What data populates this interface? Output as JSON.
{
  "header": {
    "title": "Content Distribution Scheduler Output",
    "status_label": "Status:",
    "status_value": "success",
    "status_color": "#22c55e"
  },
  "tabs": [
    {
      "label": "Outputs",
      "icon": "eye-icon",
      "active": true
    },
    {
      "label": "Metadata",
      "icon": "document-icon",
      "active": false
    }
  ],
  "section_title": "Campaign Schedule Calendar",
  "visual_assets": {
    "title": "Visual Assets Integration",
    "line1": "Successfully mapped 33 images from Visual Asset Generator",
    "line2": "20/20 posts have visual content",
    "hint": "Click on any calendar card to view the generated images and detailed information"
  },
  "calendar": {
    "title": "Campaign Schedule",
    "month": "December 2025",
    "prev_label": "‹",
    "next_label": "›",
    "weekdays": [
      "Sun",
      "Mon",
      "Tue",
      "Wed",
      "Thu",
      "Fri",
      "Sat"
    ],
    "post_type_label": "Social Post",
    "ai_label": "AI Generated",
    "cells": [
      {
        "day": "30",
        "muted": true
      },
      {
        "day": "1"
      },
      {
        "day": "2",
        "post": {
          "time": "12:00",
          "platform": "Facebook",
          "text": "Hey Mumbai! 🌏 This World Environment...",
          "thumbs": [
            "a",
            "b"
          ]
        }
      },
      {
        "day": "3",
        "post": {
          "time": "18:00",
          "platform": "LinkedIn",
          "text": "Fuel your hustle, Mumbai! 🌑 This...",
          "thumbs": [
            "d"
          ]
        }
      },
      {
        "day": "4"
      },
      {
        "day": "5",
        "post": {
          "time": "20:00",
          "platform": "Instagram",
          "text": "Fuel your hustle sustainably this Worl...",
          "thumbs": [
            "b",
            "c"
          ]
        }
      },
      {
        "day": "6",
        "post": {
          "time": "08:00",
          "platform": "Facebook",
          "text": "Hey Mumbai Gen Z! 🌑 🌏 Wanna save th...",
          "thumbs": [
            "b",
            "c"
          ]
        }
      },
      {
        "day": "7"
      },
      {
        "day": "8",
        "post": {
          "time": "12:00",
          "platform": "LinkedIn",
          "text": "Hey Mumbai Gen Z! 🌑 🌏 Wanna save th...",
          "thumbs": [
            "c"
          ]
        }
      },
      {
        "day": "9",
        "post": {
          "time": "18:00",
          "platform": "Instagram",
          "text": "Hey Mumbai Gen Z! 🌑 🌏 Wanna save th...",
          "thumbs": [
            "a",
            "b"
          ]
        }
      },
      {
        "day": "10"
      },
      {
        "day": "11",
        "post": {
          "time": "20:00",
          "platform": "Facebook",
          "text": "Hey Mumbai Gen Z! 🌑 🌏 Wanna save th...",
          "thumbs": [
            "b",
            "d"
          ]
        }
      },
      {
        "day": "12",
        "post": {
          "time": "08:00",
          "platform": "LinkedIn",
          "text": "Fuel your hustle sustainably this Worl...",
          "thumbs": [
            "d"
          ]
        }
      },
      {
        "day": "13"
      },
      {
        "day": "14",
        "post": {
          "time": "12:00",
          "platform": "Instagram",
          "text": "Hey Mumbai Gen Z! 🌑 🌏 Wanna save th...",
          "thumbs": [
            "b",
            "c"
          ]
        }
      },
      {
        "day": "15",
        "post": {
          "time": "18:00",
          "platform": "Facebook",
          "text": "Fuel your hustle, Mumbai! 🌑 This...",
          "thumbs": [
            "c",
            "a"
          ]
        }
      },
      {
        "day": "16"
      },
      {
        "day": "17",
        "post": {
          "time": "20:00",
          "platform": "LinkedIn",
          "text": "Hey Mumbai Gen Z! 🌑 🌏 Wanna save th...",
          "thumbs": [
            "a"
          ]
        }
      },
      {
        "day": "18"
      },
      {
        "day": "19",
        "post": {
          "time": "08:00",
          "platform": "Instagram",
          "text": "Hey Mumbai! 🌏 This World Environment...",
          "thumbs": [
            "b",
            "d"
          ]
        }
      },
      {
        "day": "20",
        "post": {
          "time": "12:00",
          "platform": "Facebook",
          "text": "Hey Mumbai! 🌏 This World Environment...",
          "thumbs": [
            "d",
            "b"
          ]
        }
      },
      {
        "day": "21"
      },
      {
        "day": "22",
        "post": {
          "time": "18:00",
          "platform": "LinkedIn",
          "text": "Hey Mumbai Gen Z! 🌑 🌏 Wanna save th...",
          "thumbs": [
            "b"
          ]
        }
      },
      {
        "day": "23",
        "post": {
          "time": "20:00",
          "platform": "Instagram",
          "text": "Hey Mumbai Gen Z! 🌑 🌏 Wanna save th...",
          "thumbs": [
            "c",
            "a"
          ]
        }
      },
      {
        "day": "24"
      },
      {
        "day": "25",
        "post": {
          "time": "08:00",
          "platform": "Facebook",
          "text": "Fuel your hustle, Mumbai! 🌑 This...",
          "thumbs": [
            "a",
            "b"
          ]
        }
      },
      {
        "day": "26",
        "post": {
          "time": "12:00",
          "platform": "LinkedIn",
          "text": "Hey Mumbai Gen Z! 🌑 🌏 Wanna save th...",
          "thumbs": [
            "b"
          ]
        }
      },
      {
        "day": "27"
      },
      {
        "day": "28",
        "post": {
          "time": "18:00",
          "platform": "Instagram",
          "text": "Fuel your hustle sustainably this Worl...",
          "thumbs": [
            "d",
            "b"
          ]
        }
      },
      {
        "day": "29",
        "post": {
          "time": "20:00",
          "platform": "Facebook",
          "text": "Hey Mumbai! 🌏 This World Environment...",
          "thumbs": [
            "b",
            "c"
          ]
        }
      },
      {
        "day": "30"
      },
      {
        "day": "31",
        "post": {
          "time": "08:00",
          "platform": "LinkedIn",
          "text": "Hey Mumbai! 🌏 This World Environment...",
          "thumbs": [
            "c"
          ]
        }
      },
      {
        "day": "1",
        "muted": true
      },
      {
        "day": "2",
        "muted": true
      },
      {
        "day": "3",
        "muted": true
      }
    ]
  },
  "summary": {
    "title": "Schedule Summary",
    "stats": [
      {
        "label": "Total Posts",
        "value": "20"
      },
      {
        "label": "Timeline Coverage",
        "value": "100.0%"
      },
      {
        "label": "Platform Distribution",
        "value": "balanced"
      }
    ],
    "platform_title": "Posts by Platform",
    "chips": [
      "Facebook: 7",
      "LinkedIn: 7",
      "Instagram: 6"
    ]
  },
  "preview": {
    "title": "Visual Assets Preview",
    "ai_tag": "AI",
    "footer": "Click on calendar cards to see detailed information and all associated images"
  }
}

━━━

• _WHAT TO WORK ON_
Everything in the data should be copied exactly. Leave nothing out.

• _WRITTEN RESPONSE_
What data populates this interface? Output as JSON.
{
  "header": {
    "title": "Content Distribution Scheduler Output",
    "status_label": "Status:",
    "status_value": "success",
    "status_color": "#22c55e"
  },
  "tabs": [
    {
      "label": "Outputs",
      "icon": "eye-icon",
      "active": true
    },
    {
      "label": "Metadata",
      "icon": "document-icon",
      "active": false
    }
  ],
  "section_title": "Campaign Schedule Calendar",
  "visual_assets": {
    "title": "Visual Assets Integration",
    "line1": "Successfully mapped 33 images from Visual Asset Generator",
    "line2": "20/20 posts have visual content",
    "hint": "Click on any calendar card to view the generated images and detailed information"
  },
  "calendar": {
    "title": "Campaign Schedule",
    "month": "December 2025",
    "prev_label": "‹",
    "next_label": "›",
    "weekdays": [
      "Sun",
      "Mon",
      "Tue",
      "Wed",
      "Thu",
      "Fri",
      "Sat"
    ],
    "post_type_label": "Social Post",
    "ai_label": "AI Generated",
    "cells": [
      {
        "day": "30",
        "muted": true
      },
      {
        "day": "1"
      },
      {
        "day": "2",
        "post": {
          "time": "12:00",
          "platform": "Facebook",
          "text": "Hey Mumbai! 🌏 This World Environment...",
          "thumbs": [
            "a",
            "b"
          ]
        }
      },
      {
        "day": "3",
        "post": {
          "time": "18:00",
          "platform": "LinkedIn",
          "text": "Fuel your hustle, Mumbai! 🌑 This...",
          "thumbs": [
            "d"
          ]
        }
      },
      {
        "day": "4"
      },
      {
        "day": "5",
        "post": {
          "time": "20:00",
          "platform": "Instagram",
          "text": "Fuel your hustle sustainably this Worl...",
          "thumbs": [
            "b",
            "c"
          ]
        }
      },
      {
        "day": "6",
        "post": {
          "time": "08:00",
          "platform": "Facebook",
          "text": "Hey Mumbai Gen Z! 🌑 🌏 Wanna save th...",
          "thumbs": [
            "b",
            "c"
          ]
        }
      },
      {
        "day": "7"
      },
      {
        "day": "8",
        "post": {
          "time": "12:00",
          "platform": "LinkedIn",
          "text": "Hey Mumbai Gen Z! 🌑 🌏 Wanna save th...",
          "thumbs": [
            "c"
          ]
        }
      },
      {
        "day": "9",
        "post": {
          "time": "18:00",
          "platform": "Instagram",
          "text": "Hey Mumbai Gen Z! 🌑 🌏 Wanna save th...",
          "thumbs": [
            "a",
            "b"
          ]
        }
      },
      {
        "day": "10"
      },
      {
        "day": "11",
        "post": {
          "time": "20:00",
          "platform": "Facebook",
          "text": "Hey Mumbai Gen Z! 🌑 🌏 Wanna save th...",
          "thumbs": [
            "b",
            "d"
          ]
        }
      },
      {
        "day": "12",
        "post": {
          "time": "08:00",
          "platform": "LinkedIn",
          "text": "Fuel your hustle sustainably this Worl...",
          "thumbs": [
            "d"
          ]
        }
      },
      {
        "day": "13"
      },
      {
        "day": "14",
        "post": {
          "time": "12:00",
          "platform": "Instagram",
          "text": "Hey Mumbai Gen Z! 🌑 🌏 Wanna save th...",
          "thumbs": [
            "b",
            "c"
          ]
        }
      },
      {
        "day": "15",
        "post": {
          "time": "18:00",
          "platform": "Facebook",
          "text": "Fuel your hustle, Mumbai! 🌑 This...",
          "thumbs": [
            "c",
            "a"
          ]
        }
      },
      {
        "day": "16"
      },
      {
        "day": "17",
        "post": {
          "time": "20:00",
          "platform": "LinkedIn",
          "text": "Hey Mumbai Gen Z! 🌑 🌏 Wanna save th...",
          "thumbs": [
            "a"
          ]
        }
      },
      {
        "day": "18"
      },
      {
        "day": "19",
        "post": {
          "time": "08:00",
          "platform": "Instagram",
          "text": "Hey Mumbai! 🌏 This World Environment...",
          "thumbs": [
            "b",
            "d"
          ]
        }
      },
      {
        "day": "20",
        "post": {
          "time": "12:00",
          "platform": "Facebook",
          "text": "Hey Mumbai! 🌏 This World Environment...",
          "thumbs": [
            "d",
            "b"
          ]
        }
      },
      {
        "day": "21"
      },
      {
        "day": "22",
        "post": {
          "time": "18:00",
          "platform": "LinkedIn",
          "text": "Hey Mumbai Gen Z! 🌑 🌏 Wanna save th...",
          "thumbs": [
            "b"
          ]
        }
      },
      {
        "day": "23",
        "post": {
          "time": "20:00",
          "platform": "Instagram",
          "text": "Hey Mumbai Gen Z! 🌑 🌏 Wanna save th...",
          "thumbs": [
            "c",
            "a"
          ]
        }
      },
      {
        "day": "24"
      },
      {
        "day": "25",
        "post": {
          "time": "08:00",
          "platform": "Facebook",
          "text": "Fuel your hustle, Mumbai! 🌑 This...",
          "thumbs": [
            "a",
            "b"
          ]
        }
      },
      {
        "day": "26",
        "post": {
          "time": "12:00",
          "platform": "LinkedIn",
          "text": "Hey Mumbai Gen Z! 🌑 🌏 Wanna save th...",
          "thumbs": [
            "b"
          ]
        }
      },
      {
        "day": "27"
      },
      {
        "day": "28",
        "post": {
          "time": "18:00",
          "platform": "Instagram",
          "text": "Fuel your hustle sustainably this Worl...",
          "thumbs": [
            "d",
            "b"
          ]
        }
      },
      {
        "day": "29",
        "post": {
          "time": "20:00",
          "platform": "Facebook",
          "text": "Hey Mumbai! 🌏 This World Environment...",
          "thumbs": [
            "b",
            "c"
          ]
        }
      },
      {
        "day": "30"
      },
      {
        "day": "31",
        "post": {
          "time": "08:00",
          "platform": "LinkedIn",
          "text": "Hey Mumbai! 🌏 This World Environment...",
          "thumbs": [
            "c"
          ]
        }
      },
      {
        "day": "1",
        "muted": true
      },
      {
        "day": "2",
        "muted": true
      },
      {
        "day": "3",
        "muted": true
      }
    ]
  },
  "summary": {
    "title": "Schedule Summary",
    "stats": [
      {
        "label": "Total Posts",
        "value": "20"
      },
      {
        "label": "Timeline Coverage",
        "value": "100.0%"
      },
      {
        "label": "Platform Distribution",
        "value": "balanced"
      }
    ],
    "platform_title": "Posts by Platform",
    "chips": [
      "Facebook: 7",
      "LinkedIn: 7",
      "Instagram: 6"
    ]
  },
  "preview": {
    "title": "Visual Assets Preview",
    "ai_tag": "AI",
    "footer": "Click on calendar cards to see detailed information and all associated images"
  }
}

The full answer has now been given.